App and web page records
----------
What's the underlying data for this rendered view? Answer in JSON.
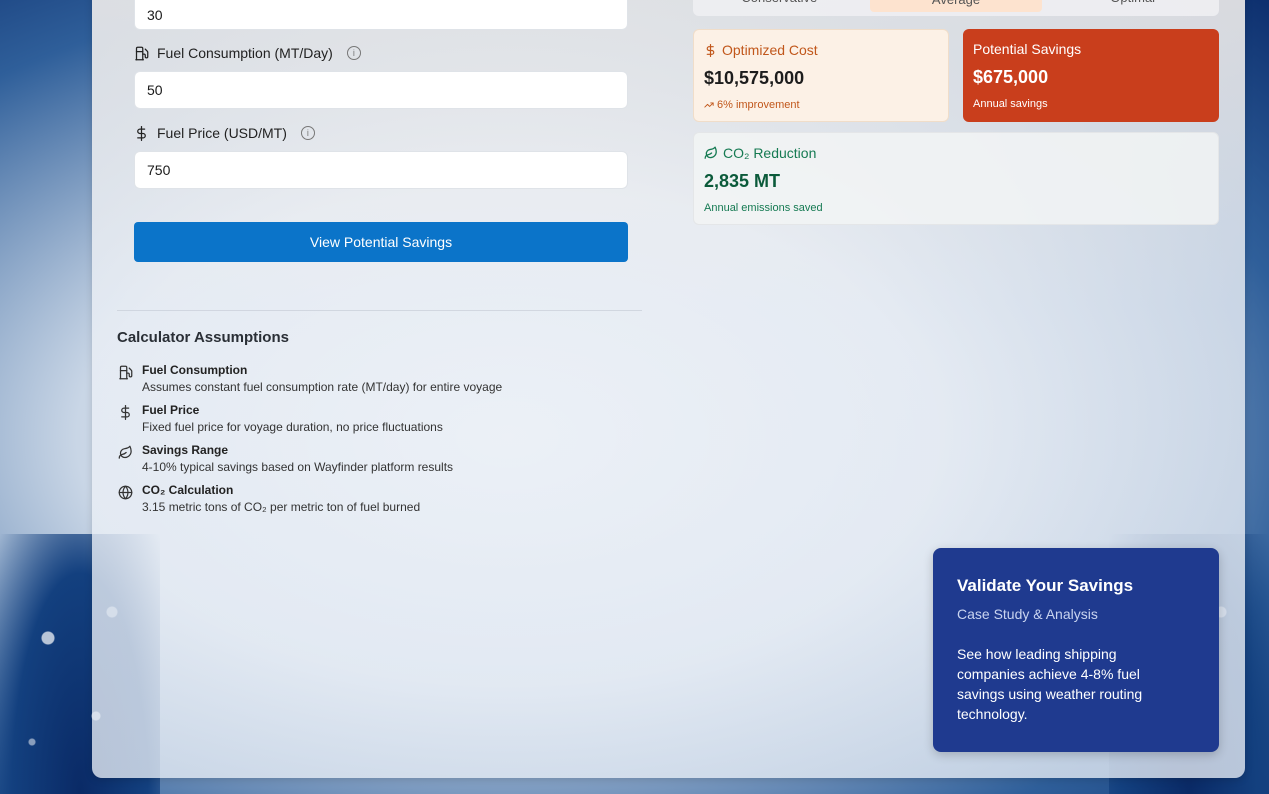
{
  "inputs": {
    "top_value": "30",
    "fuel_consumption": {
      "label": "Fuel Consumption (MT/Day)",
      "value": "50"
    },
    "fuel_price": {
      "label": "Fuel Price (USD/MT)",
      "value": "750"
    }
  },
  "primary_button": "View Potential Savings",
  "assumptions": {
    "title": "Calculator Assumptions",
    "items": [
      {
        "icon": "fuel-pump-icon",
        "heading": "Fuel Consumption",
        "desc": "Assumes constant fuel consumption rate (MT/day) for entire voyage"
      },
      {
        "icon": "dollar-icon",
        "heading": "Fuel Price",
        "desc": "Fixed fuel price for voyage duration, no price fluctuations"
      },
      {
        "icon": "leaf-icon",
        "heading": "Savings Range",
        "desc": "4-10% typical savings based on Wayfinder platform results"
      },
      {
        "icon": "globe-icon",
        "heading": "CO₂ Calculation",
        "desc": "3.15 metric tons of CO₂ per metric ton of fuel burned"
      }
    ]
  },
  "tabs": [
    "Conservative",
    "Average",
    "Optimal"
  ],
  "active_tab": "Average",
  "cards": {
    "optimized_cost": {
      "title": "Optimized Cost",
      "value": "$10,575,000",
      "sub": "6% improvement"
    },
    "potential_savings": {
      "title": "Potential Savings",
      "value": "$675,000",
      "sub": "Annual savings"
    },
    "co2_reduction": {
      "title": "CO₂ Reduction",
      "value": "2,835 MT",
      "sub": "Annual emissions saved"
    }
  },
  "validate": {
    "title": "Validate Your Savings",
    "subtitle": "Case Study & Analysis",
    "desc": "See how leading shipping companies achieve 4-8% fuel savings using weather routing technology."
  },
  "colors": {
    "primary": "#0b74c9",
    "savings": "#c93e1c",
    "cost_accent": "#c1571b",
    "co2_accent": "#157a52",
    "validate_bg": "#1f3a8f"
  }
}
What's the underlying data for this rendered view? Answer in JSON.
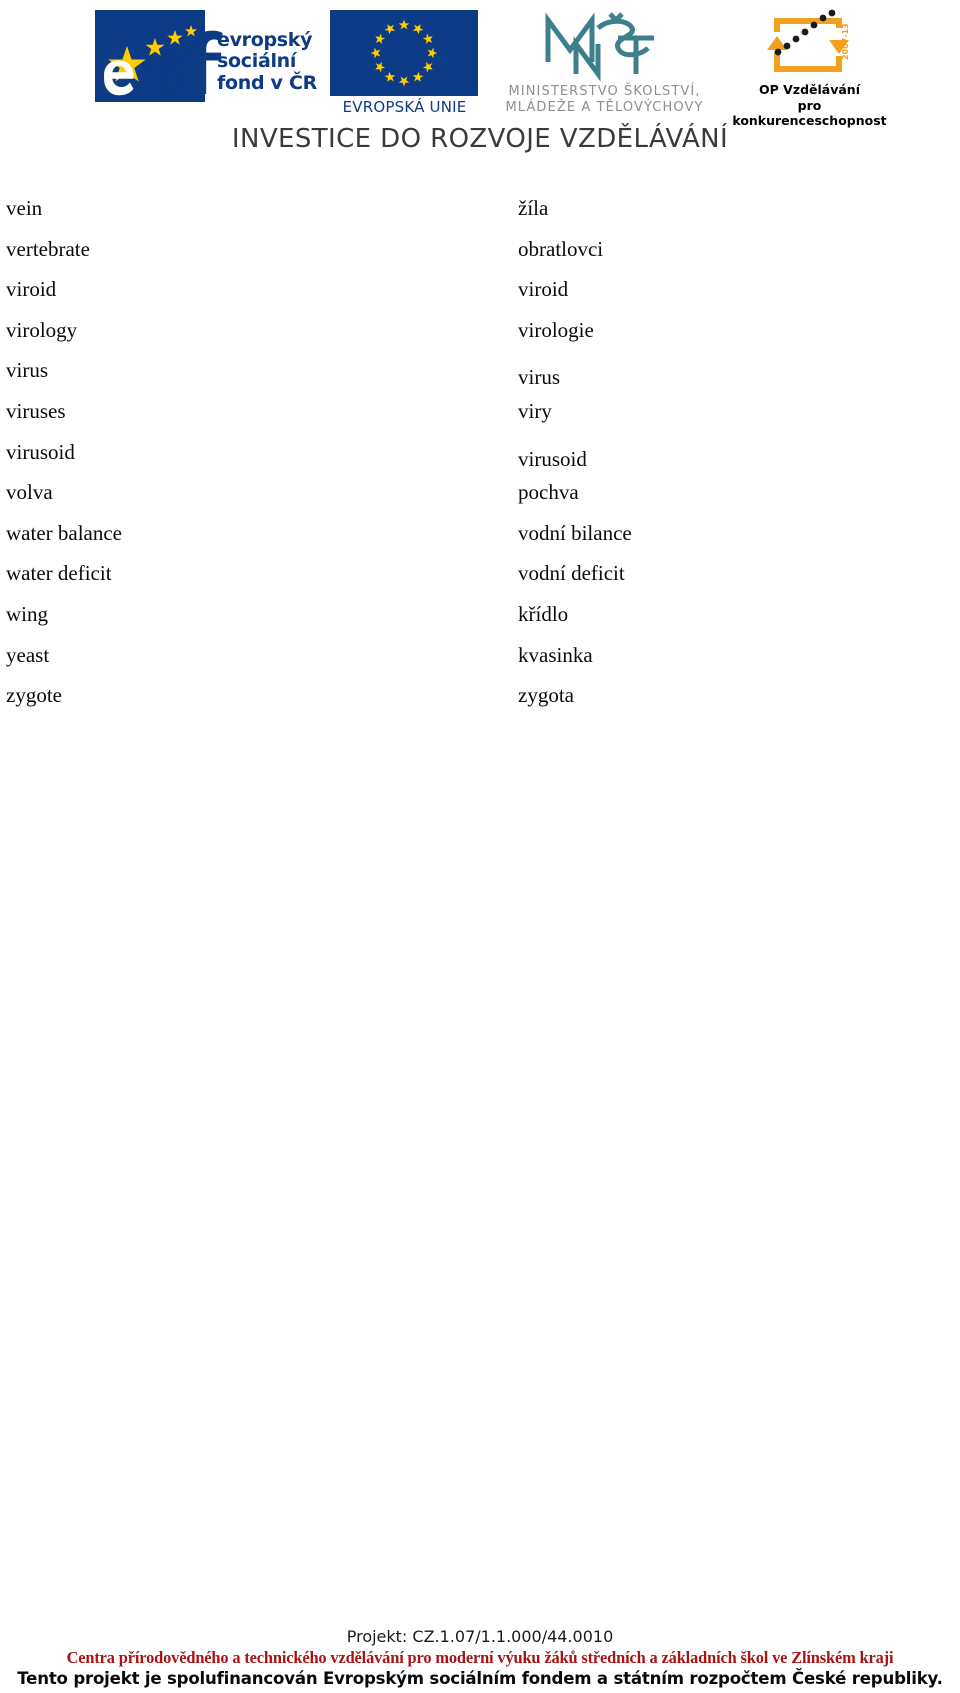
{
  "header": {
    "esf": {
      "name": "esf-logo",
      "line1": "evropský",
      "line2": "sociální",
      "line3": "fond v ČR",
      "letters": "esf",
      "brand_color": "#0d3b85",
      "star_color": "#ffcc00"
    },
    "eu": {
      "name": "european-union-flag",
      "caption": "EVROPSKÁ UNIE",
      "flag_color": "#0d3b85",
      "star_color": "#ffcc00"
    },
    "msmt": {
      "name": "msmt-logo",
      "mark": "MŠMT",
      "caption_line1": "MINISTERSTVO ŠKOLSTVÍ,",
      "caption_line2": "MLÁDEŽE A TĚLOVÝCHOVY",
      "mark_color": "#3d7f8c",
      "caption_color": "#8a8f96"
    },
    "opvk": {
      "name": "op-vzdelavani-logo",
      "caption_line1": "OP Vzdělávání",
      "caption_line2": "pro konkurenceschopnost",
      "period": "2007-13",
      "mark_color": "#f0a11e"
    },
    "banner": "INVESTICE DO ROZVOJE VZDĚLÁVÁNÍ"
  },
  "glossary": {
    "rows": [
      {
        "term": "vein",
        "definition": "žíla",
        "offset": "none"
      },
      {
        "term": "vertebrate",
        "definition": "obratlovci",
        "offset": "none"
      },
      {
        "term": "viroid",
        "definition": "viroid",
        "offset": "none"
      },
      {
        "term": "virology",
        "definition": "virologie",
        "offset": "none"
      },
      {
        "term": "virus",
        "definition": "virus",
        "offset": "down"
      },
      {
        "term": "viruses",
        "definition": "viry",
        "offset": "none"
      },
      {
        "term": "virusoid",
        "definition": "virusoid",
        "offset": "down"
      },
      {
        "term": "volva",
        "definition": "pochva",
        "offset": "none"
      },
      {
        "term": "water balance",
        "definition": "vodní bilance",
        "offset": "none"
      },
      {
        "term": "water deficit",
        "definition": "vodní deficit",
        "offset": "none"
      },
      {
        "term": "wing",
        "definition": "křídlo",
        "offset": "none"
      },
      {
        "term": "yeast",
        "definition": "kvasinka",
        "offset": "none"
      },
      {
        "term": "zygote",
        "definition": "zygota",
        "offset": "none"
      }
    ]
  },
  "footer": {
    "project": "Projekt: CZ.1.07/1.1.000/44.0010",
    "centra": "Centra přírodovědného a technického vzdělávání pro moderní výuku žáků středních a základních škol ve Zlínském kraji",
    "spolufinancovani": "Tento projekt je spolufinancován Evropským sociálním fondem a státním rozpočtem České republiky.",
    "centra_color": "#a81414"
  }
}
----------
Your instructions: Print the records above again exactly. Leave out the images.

Result of the exercise:
What's the underlying data for this rendered view? Answer in JSON.
{
  "inputs": {
    "top_value": "30",
    "fuel_consumption": {
      "label": "Fuel Consumption (MT/Day)",
      "value": "50"
    },
    "fuel_price": {
      "label": "Fuel Price (USD/MT)",
      "value": "750"
    }
  },
  "primary_button": "View Potential Savings",
  "assumptions": {
    "title": "Calculator Assumptions",
    "items": [
      {
        "icon": "fuel-pump-icon",
        "heading": "Fuel Consumption",
        "desc": "Assumes constant fuel consumption rate (MT/day) for entire voyage"
      },
      {
        "icon": "dollar-icon",
        "heading": "Fuel Price",
        "desc": "Fixed fuel price for voyage duration, no price fluctuations"
      },
      {
        "icon": "leaf-icon",
        "heading": "Savings Range",
        "desc": "4-10% typical savings based on Wayfinder platform results"
      },
      {
        "icon": "globe-icon",
        "heading": "CO₂ Calculation",
        "desc": "3.15 metric tons of CO₂ per metric ton of fuel burned"
      }
    ]
  },
  "tabs": [
    "Conservative",
    "Average",
    "Optimal"
  ],
  "active_tab": "Average",
  "cards": {
    "optimized_cost": {
      "title": "Optimized Cost",
      "value": "$10,575,000",
      "sub": "6% improvement"
    },
    "potential_savings": {
      "title": "Potential Savings",
      "value": "$675,000",
      "sub": "Annual savings"
    },
    "co2_reduction": {
      "title": "CO₂ Reduction",
      "value": "2,835 MT",
      "sub": "Annual emissions saved"
    }
  },
  "validate": {
    "title": "Validate Your Savings",
    "subtitle": "Case Study & Analysis",
    "desc": "See how leading shipping companies achieve 4-8% fuel savings using weather routing technology."
  },
  "colors": {
    "primary": "#0b74c9",
    "savings": "#c93e1c",
    "cost_accent": "#c1571b",
    "co2_accent": "#157a52",
    "validate_bg": "#1f3a8f"
  }
}
What's the underlying data for this rendered view? Answer in JSON.
{
  "header": {
    "esf": {
      "name": "esf-logo",
      "line1": "evropský",
      "line2": "sociální",
      "line3": "fond v ČR",
      "letters": "esf",
      "brand_color": "#0d3b85",
      "star_color": "#ffcc00"
    },
    "eu": {
      "name": "european-union-flag",
      "caption": "EVROPSKÁ UNIE",
      "flag_color": "#0d3b85",
      "star_color": "#ffcc00"
    },
    "msmt": {
      "name": "msmt-logo",
      "mark": "MŠMT",
      "caption_line1": "MINISTERSTVO ŠKOLSTVÍ,",
      "caption_line2": "MLÁDEŽE A TĚLOVÝCHOVY",
      "mark_color": "#3d7f8c",
      "caption_color": "#8a8f96"
    },
    "opvk": {
      "name": "op-vzdelavani-logo",
      "caption_line1": "OP Vzdělávání",
      "caption_line2": "pro konkurenceschopnost",
      "period": "2007-13",
      "mark_color": "#f0a11e"
    },
    "banner": "INVESTICE DO ROZVOJE VZDĚLÁVÁNÍ"
  },
  "glossary": {
    "rows": [
      {
        "term": "vein",
        "definition": "žíla",
        "offset": "none"
      },
      {
        "term": "vertebrate",
        "definition": "obratlovci",
        "offset": "none"
      },
      {
        "term": "viroid",
        "definition": "viroid",
        "offset": "none"
      },
      {
        "term": "virology",
        "definition": "virologie",
        "offset": "none"
      },
      {
        "term": "virus",
        "definition": "virus",
        "offset": "down"
      },
      {
        "term": "viruses",
        "definition": "viry",
        "offset": "none"
      },
      {
        "term": "virusoid",
        "definition": "virusoid",
        "offset": "down"
      },
      {
        "term": "volva",
        "definition": "pochva",
        "offset": "none"
      },
      {
        "term": "water balance",
        "definition": "vodní bilance",
        "offset": "none"
      },
      {
        "term": "water deficit",
        "definition": "vodní deficit",
        "offset": "none"
      },
      {
        "term": "wing",
        "definition": "křídlo",
        "offset": "none"
      },
      {
        "term": "yeast",
        "definition": "kvasinka",
        "offset": "none"
      },
      {
        "term": "zygote",
        "definition": "zygota",
        "offset": "none"
      }
    ]
  },
  "footer": {
    "project": "Projekt: CZ.1.07/1.1.000/44.0010",
    "centra": "Centra přírodovědného a technického vzdělávání pro moderní výuku žáků středních a základních škol ve Zlínském kraji",
    "spolufinancovani": "Tento projekt je spolufinancován Evropským sociálním fondem a státním rozpočtem České republiky.",
    "centra_color": "#a81414"
  }
}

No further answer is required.